→ What you will do
Could you reproduce every record below exactly, excluding all pictures?

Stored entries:
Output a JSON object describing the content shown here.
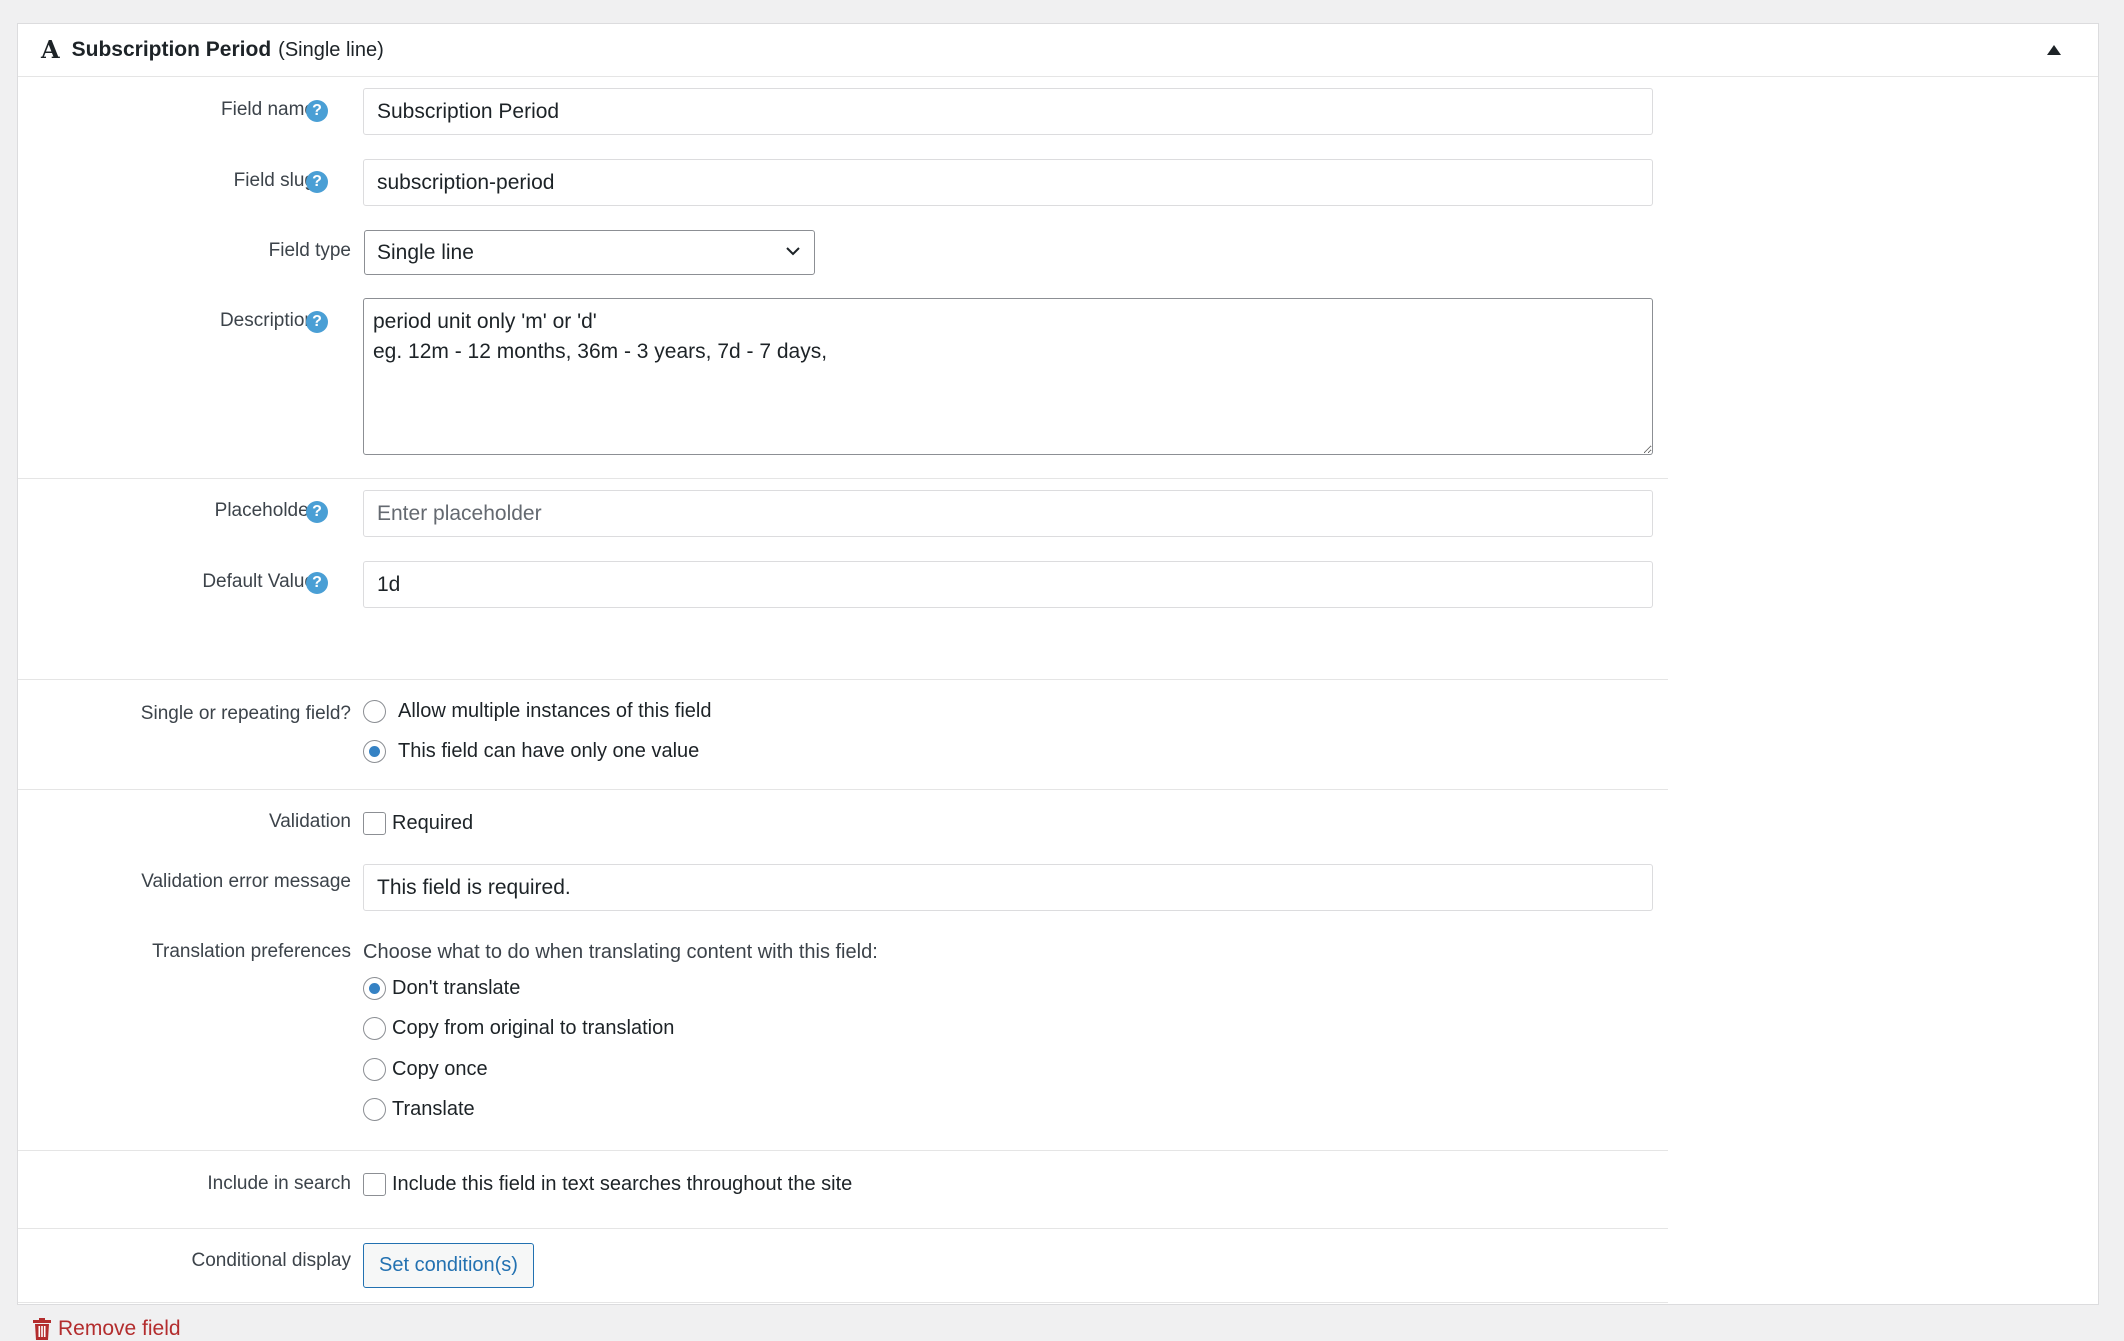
{
  "header": {
    "title": "Subscription Period",
    "subtitle": "(Single line)",
    "type_icon": "A",
    "collapse_icon": "triangle-up-icon"
  },
  "help_glyph": "?",
  "fields": {
    "field_name": {
      "label": "Field name",
      "value": "Subscription Period"
    },
    "field_slug": {
      "label": "Field slug",
      "value": "subscription-period"
    },
    "field_type": {
      "label": "Field type",
      "selected": "Single line"
    },
    "description": {
      "label": "Description",
      "value": "period unit only 'm' or 'd'\neg. 12m - 12 months, 36m - 3 years, 7d - 7 days,"
    },
    "placeholder": {
      "label": "Placeholder",
      "placeholder": "Enter placeholder",
      "value": ""
    },
    "default_value": {
      "label": "Default Value",
      "value": "1d"
    },
    "repeating": {
      "label": "Single or repeating field?",
      "options": [
        "Allow multiple instances of this field",
        "This field can have only one value"
      ],
      "selected_index": 1
    },
    "validation": {
      "label": "Validation",
      "checkbox_label": "Required",
      "checked": false
    },
    "validation_error": {
      "label": "Validation error message",
      "value": "This field is required."
    },
    "translation": {
      "label": "Translation preferences",
      "note": "Choose what to do when translating content with this field:",
      "options": [
        "Don't translate",
        "Copy from original to translation",
        "Copy once",
        "Translate"
      ],
      "selected_index": 0
    },
    "include_search": {
      "label": "Include in search",
      "checkbox_label": "Include this field in text searches throughout the site",
      "checked": false
    },
    "conditional": {
      "label": "Conditional display",
      "button_label": "Set condition(s)"
    }
  },
  "remove_label": "Remove field",
  "colors": {
    "accent": "#2271b1",
    "help": "#4a9fd5",
    "danger": "#b32d2e",
    "radio_on": "#3582c4"
  }
}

→ Result of this task
Output a JSON object describing the content shown here.
{
  "header": {
    "title": "Subscription Period",
    "subtitle": "(Single line)",
    "type_icon": "A",
    "collapse_icon": "triangle-up-icon"
  },
  "help_glyph": "?",
  "fields": {
    "field_name": {
      "label": "Field name",
      "value": "Subscription Period"
    },
    "field_slug": {
      "label": "Field slug",
      "value": "subscription-period"
    },
    "field_type": {
      "label": "Field type",
      "selected": "Single line"
    },
    "description": {
      "label": "Description",
      "value": "period unit only 'm' or 'd'\neg. 12m - 12 months, 36m - 3 years, 7d - 7 days,"
    },
    "placeholder": {
      "label": "Placeholder",
      "placeholder": "Enter placeholder",
      "value": ""
    },
    "default_value": {
      "label": "Default Value",
      "value": "1d"
    },
    "repeating": {
      "label": "Single or repeating field?",
      "options": [
        "Allow multiple instances of this field",
        "This field can have only one value"
      ],
      "selected_index": 1
    },
    "validation": {
      "label": "Validation",
      "checkbox_label": "Required",
      "checked": false
    },
    "validation_error": {
      "label": "Validation error message",
      "value": "This field is required."
    },
    "translation": {
      "label": "Translation preferences",
      "note": "Choose what to do when translating content with this field:",
      "options": [
        "Don't translate",
        "Copy from original to translation",
        "Copy once",
        "Translate"
      ],
      "selected_index": 0
    },
    "include_search": {
      "label": "Include in search",
      "checkbox_label": "Include this field in text searches throughout the site",
      "checked": false
    },
    "conditional": {
      "label": "Conditional display",
      "button_label": "Set condition(s)"
    }
  },
  "remove_label": "Remove field",
  "colors": {
    "accent": "#2271b1",
    "help": "#4a9fd5",
    "danger": "#b32d2e",
    "radio_on": "#3582c4"
  }
}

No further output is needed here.